→ Dataset rows describing interfaces:
######

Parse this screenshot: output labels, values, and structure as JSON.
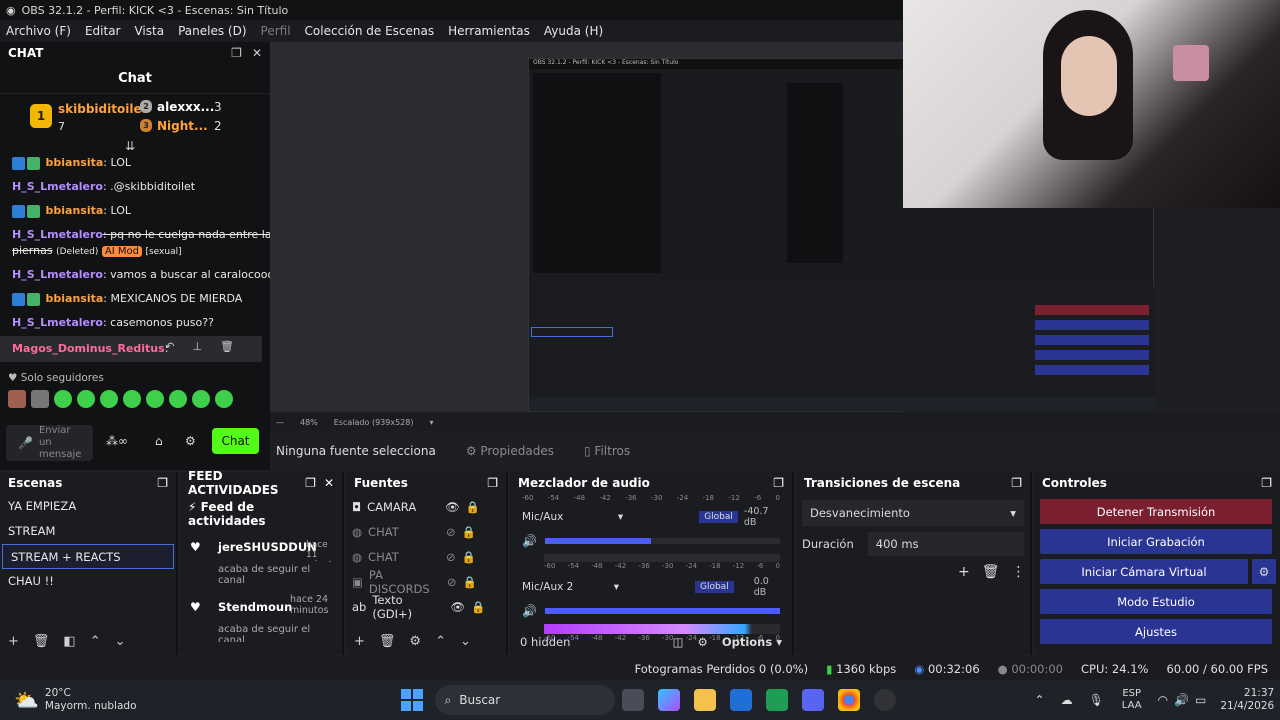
{
  "window": {
    "title": "OBS 32.1.2 - Perfil: KICK <3 - Escenas: Sin Título"
  },
  "menu": [
    "Archivo (F)",
    "Editar",
    "Vista",
    "Paneles (D)",
    "Perfil",
    "Colección de Escenas",
    "Herramientas",
    "Ayuda (H)"
  ],
  "chat": {
    "dock_title": "CHAT",
    "title": "Chat",
    "leaders": [
      {
        "rank": "1",
        "name": "skibbiditoilet",
        "count": "7"
      },
      {
        "rank": "2",
        "name": "alexxx...",
        "count": "3"
      },
      {
        "rank": "3",
        "name": "Night...",
        "count": "2"
      }
    ],
    "messages": [
      {
        "user": "bbiansita",
        "text": ": LOL"
      },
      {
        "user": "H_S_Lmetalero",
        "text": ": .@skibbiditoilet"
      },
      {
        "user": "bbiansita",
        "text": ": LOL"
      },
      {
        "user": "H_S_Lmetalero",
        "text": ": pq no le cuelga nada entre las"
      },
      {
        "user": "",
        "text": "piernas"
      },
      {
        "user": "H_S_Lmetalero",
        "text": ": vamos a buscar al caralocooo"
      },
      {
        "user": "bbiansita",
        "text": ": MEXICANOS DE MIERDA"
      },
      {
        "user": "H_S_Lmetalero",
        "text": ": casemonos puso??"
      },
      {
        "user": "Magos_Dominus_Reditus",
        "text": ":"
      }
    ],
    "deleted_label": "(Deleted)",
    "ai_mod": "AI Mod",
    "ai_tag": "[sexual]",
    "followers_only": "Solo seguidores",
    "input_placeholder": "Enviar un mensaje",
    "send": "Chat"
  },
  "preview": {
    "zoom": "48%",
    "scale": "Escalado (939x528)"
  },
  "source_bar": {
    "none": "Ninguna fuente selecciona",
    "props": "Propiedades",
    "filters": "Filtros"
  },
  "scenes": {
    "title": "Escenas",
    "items": [
      "YA EMPIEZA",
      "STREAM",
      "STREAM + REACTS",
      "CHAU !!"
    ]
  },
  "feed": {
    "title": "FEED ACTIVIDADES",
    "header": "Feed de actividades",
    "items": [
      {
        "name": "jereSHUSDDUN",
        "time": "hace 11 minutos",
        "text": "acaba de seguir el canal"
      },
      {
        "name": "Stendmoun",
        "time": "hace 24 minutos",
        "text": "acaba de seguir el canal"
      }
    ]
  },
  "sources": {
    "title": "Fuentes",
    "items": [
      "CAMARA",
      "CHAT",
      "CHAT",
      "PA DISCORDS",
      "Texto (GDI+)"
    ]
  },
  "mixer": {
    "title": "Mezclador de audio",
    "tracks": [
      {
        "name": "Mic/Aux",
        "tag": "Global",
        "db": "-40.7 dB"
      },
      {
        "name": "Mic/Aux 2",
        "tag": "Global",
        "db": "0.0 dB"
      }
    ],
    "ticks": [
      "-60",
      "-54",
      "-48",
      "-42",
      "-36",
      "-30",
      "-24",
      "-18",
      "-12",
      "-6",
      "0"
    ],
    "hidden": "0 hidden",
    "options": "Options"
  },
  "transitions": {
    "title": "Transiciones de escena",
    "type": "Desvanecimiento",
    "duration_label": "Duración",
    "duration": "400 ms"
  },
  "controls": {
    "title": "Controles",
    "buttons": [
      "Detener Transmisión",
      "Iniciar Grabación",
      "Iniciar Cámara Virtual",
      "Modo Estudio",
      "Ajustes"
    ]
  },
  "status": {
    "dropped": "Fotogramas Perdidos 0 (0.0%)",
    "kbps": "1360 kbps",
    "stream_time": "00:32:06",
    "rec_time": "00:00:00",
    "cpu": "CPU: 24.1%",
    "fps": "60.00 / 60.00 FPS"
  },
  "taskbar": {
    "temp": "20°C",
    "weather": "Mayorm. nublado",
    "search": "Buscar",
    "lang1": "ESP",
    "lang2": "LAA",
    "time": "21:37",
    "date": "21/4/2026"
  }
}
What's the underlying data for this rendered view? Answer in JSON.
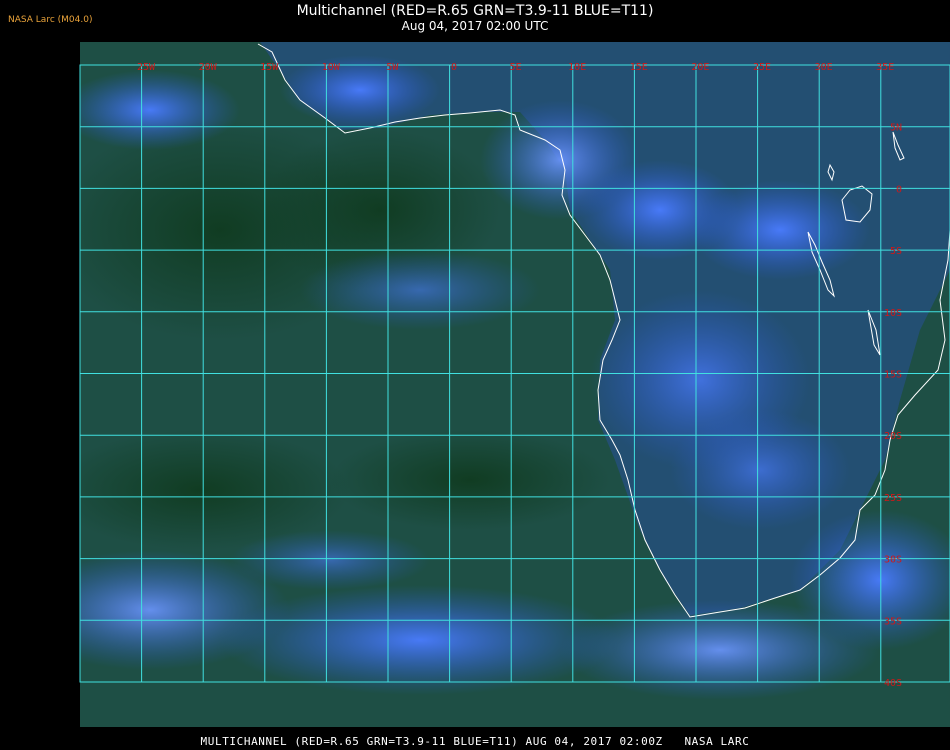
{
  "header": {
    "badge": "NASA Larc (M04.0)",
    "title": "Multichannel (RED=R.65 GRN=T3.9-11 BLUE=T11)",
    "subtitle": "Aug 04, 2017 02:00 UTC"
  },
  "footer": {
    "caption": "MULTICHANNEL (RED=R.65 GRN=T3.9-11 BLUE=T11) AUG 04, 2017 02:00Z   NASA LARC"
  },
  "map": {
    "longitude_labels": [
      "25W",
      "20W",
      "15W",
      "10W",
      "5W",
      "0",
      "5E",
      "10E",
      "15E",
      "20E",
      "25E",
      "30E",
      "35E"
    ],
    "latitude_labels": [
      "5N",
      "0",
      "5S",
      "10S",
      "15S",
      "20S",
      "25S",
      "30S",
      "35S",
      "40S"
    ],
    "colors": {
      "grid": "#40e0e0",
      "label": "#d01818",
      "coastline": "#ffffff",
      "ocean": "#1d4f3f",
      "cloud": "#2d64e8"
    }
  }
}
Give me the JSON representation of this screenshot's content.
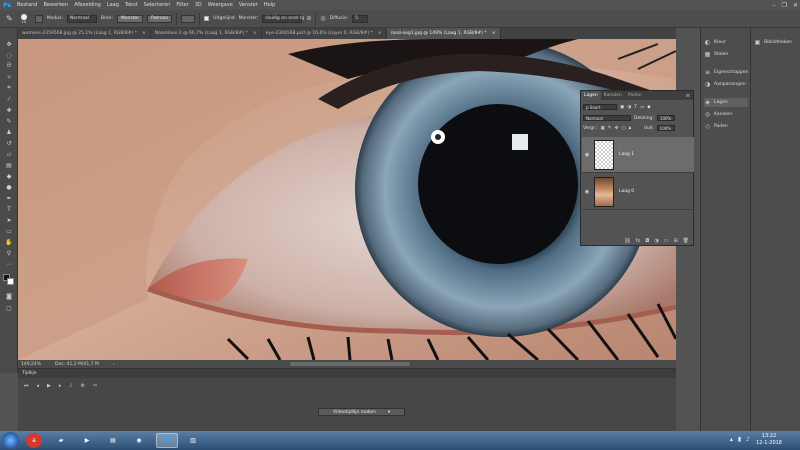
{
  "app": {
    "logo": "Ps"
  },
  "menubar": {
    "items": [
      "Bestand",
      "Bewerken",
      "Afbeelding",
      "Laag",
      "Tekst",
      "Selecteren",
      "Filter",
      "3D",
      "Weergave",
      "Venster",
      "Help"
    ],
    "window_controls": [
      "–",
      "❐",
      "✕"
    ]
  },
  "options": {
    "brush_size": "10",
    "modus_label": "Modus:",
    "modus_value": "Normaal",
    "bron_label": "Bron:",
    "bron_button1": "Monster",
    "bron_button2": "Patroon",
    "uitgelijnd": "Uitgelijnd",
    "monster_label": "Monster:",
    "monster_value": "Huidig en ondr lg",
    "diffusie_label": "Diffusie:",
    "diffusie_value": "5"
  },
  "tabs": [
    {
      "label": "womens-2359568.jpg @ 25,1% (Laag 1, RGB/8#) *"
    },
    {
      "label": "Naamloos-1 @ 66,7% (Laag 1, RGB/8#) *"
    },
    {
      "label": "eye-2366568.psd @ 16,6% (Layer 0, RGB/8#) *"
    },
    {
      "label": "rood-oog1.jpg @ 149% (Laag 1, RGB/8#) *"
    }
  ],
  "tab_close": "×",
  "status": {
    "zoom": "149,24%",
    "doc": "Doc: 41,2 M/41,7 M",
    "arrow": "›"
  },
  "timeline": {
    "title": "Tijdlijn",
    "create_button": "Videotijdlijn maken",
    "dropdown_arrow": "▾"
  },
  "dock1": [
    {
      "label": "Kleur",
      "icon": "palette-icon"
    },
    {
      "label": "Stalen",
      "icon": "swatches-icon"
    },
    {
      "label": "Eigenschappen",
      "icon": "properties-icon"
    },
    {
      "label": "Aanpassingen",
      "icon": "adjustments-icon"
    },
    {
      "label": "Lagen",
      "icon": "layers-icon"
    },
    {
      "label": "Kanalen",
      "icon": "channels-icon"
    },
    {
      "label": "Paden",
      "icon": "paths-icon"
    }
  ],
  "dock2": [
    {
      "label": "Bibliotheken",
      "icon": "libraries-icon"
    }
  ],
  "layers_panel": {
    "tabs": [
      "Lagen",
      "Kanalen",
      "Paden"
    ],
    "filter_label": "ρ Soort",
    "blend_mode": "Normaal",
    "opacity_label": "Dekking:",
    "opacity_value": "100%",
    "lock_label": "Vergr.:",
    "fill_label": "Vull:",
    "fill_value": "100%",
    "layers": [
      {
        "name": "Laag 1",
        "selected": true
      },
      {
        "name": "Laag 0",
        "selected": false
      }
    ]
  },
  "taskbar": {
    "time": "13:22",
    "date": "12-1-2018"
  },
  "colors": {
    "accent": "#31a8ff",
    "panel": "#535353",
    "iris": "#5f7487"
  }
}
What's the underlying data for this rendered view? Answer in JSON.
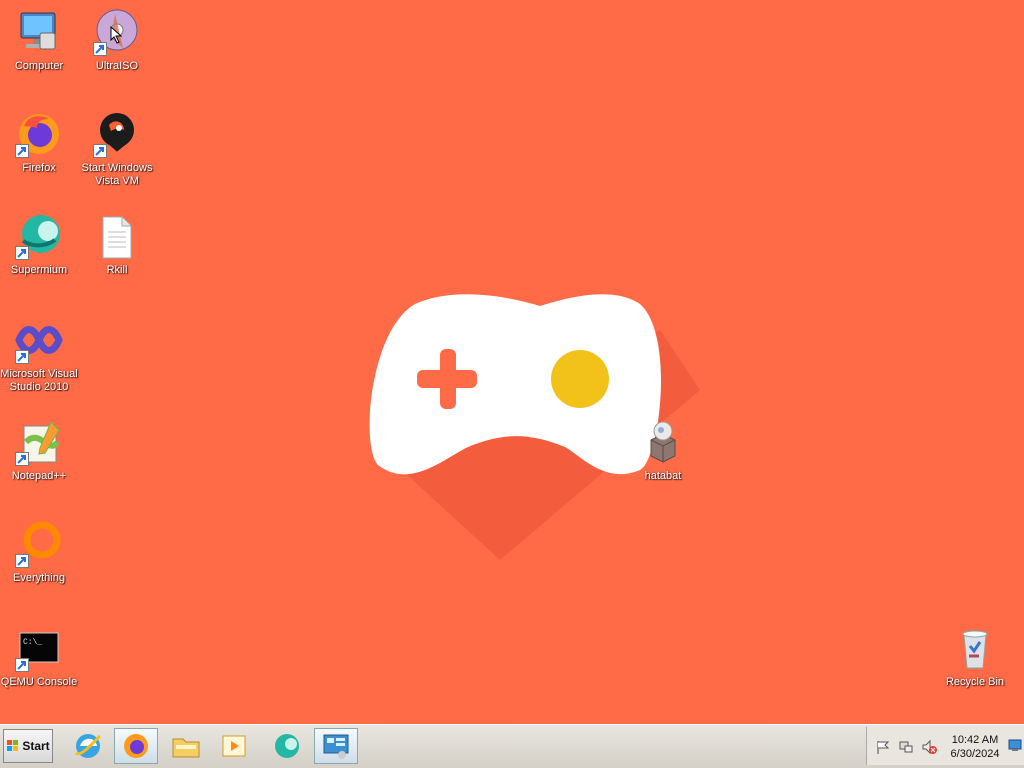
{
  "desktop": {
    "icons": [
      {
        "label": "Computer"
      },
      {
        "label": "UltraISO"
      },
      {
        "label": "Firefox"
      },
      {
        "label": "Start Windows\nVista VM"
      },
      {
        "label": "Supermium"
      },
      {
        "label": "Rkill"
      },
      {
        "label": "Microsoft Visual\nStudio 2010"
      },
      {
        "label": "Notepad++"
      },
      {
        "label": "Everything"
      },
      {
        "label": "QEMU Console"
      },
      {
        "label": "hatabat"
      },
      {
        "label": "Recycle Bin"
      }
    ]
  },
  "taskbar": {
    "start_label": "Start",
    "pinned": [
      "internet-explorer",
      "firefox",
      "file-explorer",
      "media-player",
      "supermium",
      "control-panel"
    ]
  },
  "tray": {
    "time": "10:42 AM",
    "date": "6/30/2024"
  },
  "colors": {
    "wallpaper": "#FF6A47",
    "controller": "#FFFFFF",
    "controller_accent": "#F2C21B"
  }
}
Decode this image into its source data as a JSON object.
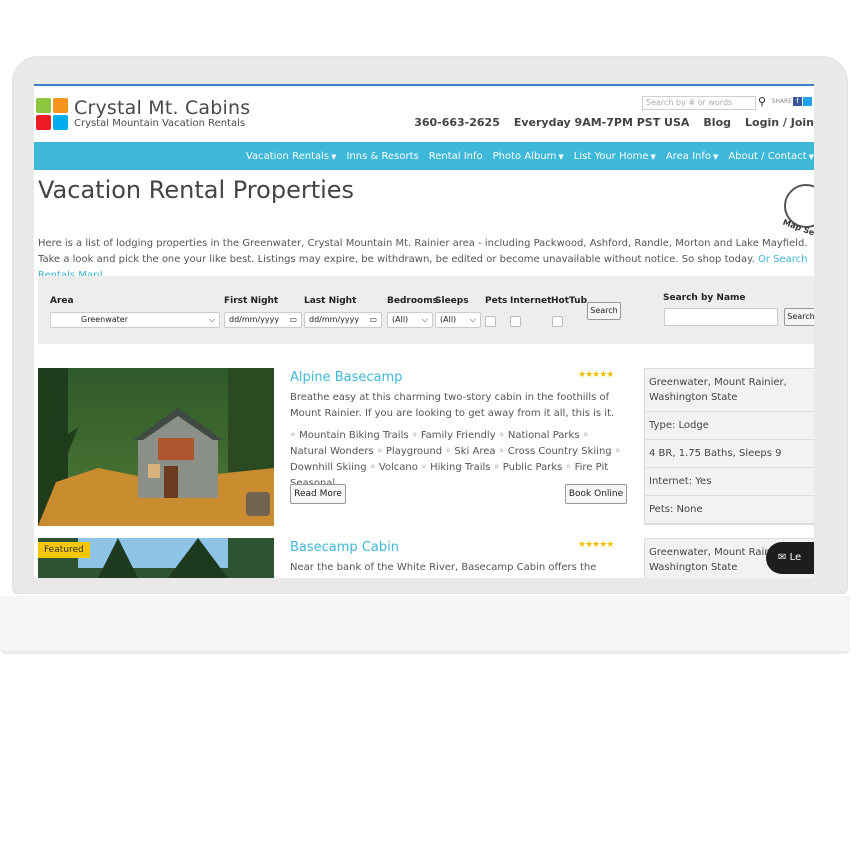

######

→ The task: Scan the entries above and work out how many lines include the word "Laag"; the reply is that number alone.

→ The completed task: 6